Magic of Myths: Faerie is an interesting prospect. It serves as a sort of side text to the core canon text of Magic of Myths (a review of which can be found here), exploring an aspect of the narrative’s world that has been somewhat alluded to before, but never fully explored. While Magic of Myths focuses on the primary players of the Roman and Greek pantheons, Faerie, unsurprisingly, explores the realm of the fae folk. As with the primary MoM story, it does so with characters that will be very familiar to a fair amount of readers. The presence of Mercury and Hermes serves as our main link back to the original story while the primary players in Faerie are drawn from Shakespeare’s A Midsummer Night’s Dream with Titania and Oberon serving as jealous rulers of the realm and unfaithful partners, their daughter Robin meanwhile is our entrance to the narrative and the figure unfairly cast as Puck in Shakespeare’s story.
The intention of Faerie is clearly that of a stand-alone story. While it’s referencing to the greater mythos of the Magic of Myths universe is often obvious, it does not rely on these references to forge its own narrative.
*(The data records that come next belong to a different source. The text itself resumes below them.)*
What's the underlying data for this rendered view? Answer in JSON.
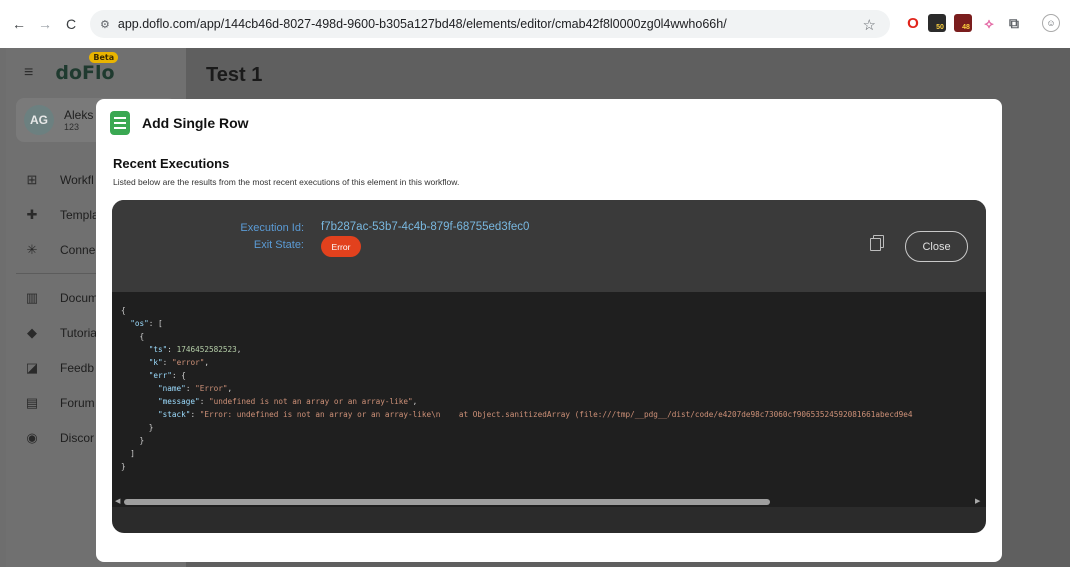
{
  "browser": {
    "url": "app.doflo.com/app/144cb46d-8027-498d-9600-b305a127bd48/elements/editor/cmab42f8l0000zg0l4wwho66h/",
    "ext_badges": [
      "50",
      "48"
    ]
  },
  "app": {
    "logo": "doFlo",
    "beta": "Beta",
    "page_title": "Test 1",
    "user": {
      "initials": "AG",
      "name": "Aleks",
      "sub": "123"
    },
    "menu": [
      {
        "label": "Workfl",
        "icon": "workflow-icon"
      },
      {
        "label": "Templa",
        "icon": "puzzle-icon"
      },
      {
        "label": "Conne",
        "icon": "connections-icon"
      },
      {
        "label": "Docum",
        "icon": "book-icon"
      },
      {
        "label": "Tutoria",
        "icon": "graduation-cap-icon"
      },
      {
        "label": "Feedb",
        "icon": "feedback-icon"
      },
      {
        "label": "Forum",
        "icon": "forum-icon"
      },
      {
        "label": "Discor",
        "icon": "discord-icon"
      }
    ]
  },
  "modal": {
    "title": "Add Single Row",
    "section_title": "Recent Executions",
    "section_desc": "Listed below are the results from the most recent executions of this element in this workflow.",
    "execution_id_label": "Execution Id:",
    "execution_id": "f7b287ac-53b7-4c4b-879f-68755ed3fec0",
    "exit_state_label": "Exit State:",
    "exit_state": "Error",
    "close_label": "Close",
    "json": {
      "k_os": "\"os\"",
      "k_ts": "\"ts\"",
      "ts": "1746452582523",
      "k_k": "\"k\"",
      "kval": "\"error\"",
      "k_err": "\"err\"",
      "k_name": "\"name\"",
      "name": "\"Error\"",
      "k_message": "\"message\"",
      "message": "\"undefined is not an array or an array-like\"",
      "k_stack": "\"stack\"",
      "stack": "\"Error: undefined is not an array or an array-like\\n    at Object.sanitizedArray (file:///tmp/__pdg__/dist/code/e4207de98c73060cf90653524592081661abecd9e4"
    }
  }
}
The characters within stand up well on their own, despite the fact that it is no more than a brief glimpse we get at several of them. Titania in particular, conveys volumes with the short scene of speech in which she appears. What works so well for Faerie, perhaps even better than in the regular Magic of Myths storyline, is that it plays upon a certain established cultural knowledge. Even if you haven’t specifically read A Midsummer Night’s Dream or fairy related folklore, there are certain elements of the stories and characters that you know, seemingly without really knowing how or why. When it comes to matters of mythology, there is an extent of permeation that occurs regardless of intention. We are attracted to totemic figures, these near idol characters, and so, to a degree, we understand everything about Robin, Titania and Oberon even before we are shown their individual paths.
However, and this is somewhat of a small however, there are problems. The writing from Corey Brotherson is on good form, as it was with Magic of Myths, and even plays to some of the darker notes that the core text perhaps shied away from. And Sergio Calvet’s art definitely works better here than it did in the regular MoM series. Though it’s still not my favourite stylistic, the oddness of his figures definitely work well when dealing with the otherworldy nature of the fae. Titania and Oberon particularly, came through with strong looks. Here is my issue though. Aside from the mild frustration of not getting to see the full events of the story played out,the possibilities of follow up are still being debated by the creators given their commitments to the core series but their may well be more one-shots in the future whether Faerie related or not, my main problem is one of tonal commitment. The script is very good, don’t get me wrong. But when you compare the second half of Faerie to the first, the difference is hugely noticeable. And while change is obviously something one expects from a good story, when the change happens over such a short span of time it seems somewhat incongruous. And my real irritation is that I really, really like the darker stuff. When Brotherson decides to go dark, his characters really have to deal with some heavy issues. I just wish that those issues were played out for longer, and teased in more from the start, rather than appearing halfway in. Brotherson handles the spacing of the story well but could perhaps do with committing one way or the other rather than taunting me with possibilities at the close of the narrative.
Overall? It’s a very solid entry into the Magic of Myths series, serving well as an entry point for new fans while also holding a lot of appeal for those already invested. And though I have my issues, there are some very promising signs here. Calvet’s art is never going to be my favourite but in Faerie he’s really found a direction that makes it work to the full advantage of its unique style. And though it is still up in the air whether or not I’ll get the full investment of darkness I would love to see from this universe, the more Brotherson develops his style and his characters, the more excited I get to see where this undoubtedly talented writer ends up. Old fan or new, I would thoroughly recommend checking out this addition to the Magic of Myths series, if for no other reason than it may convince the creative pair to make more of this side narrative.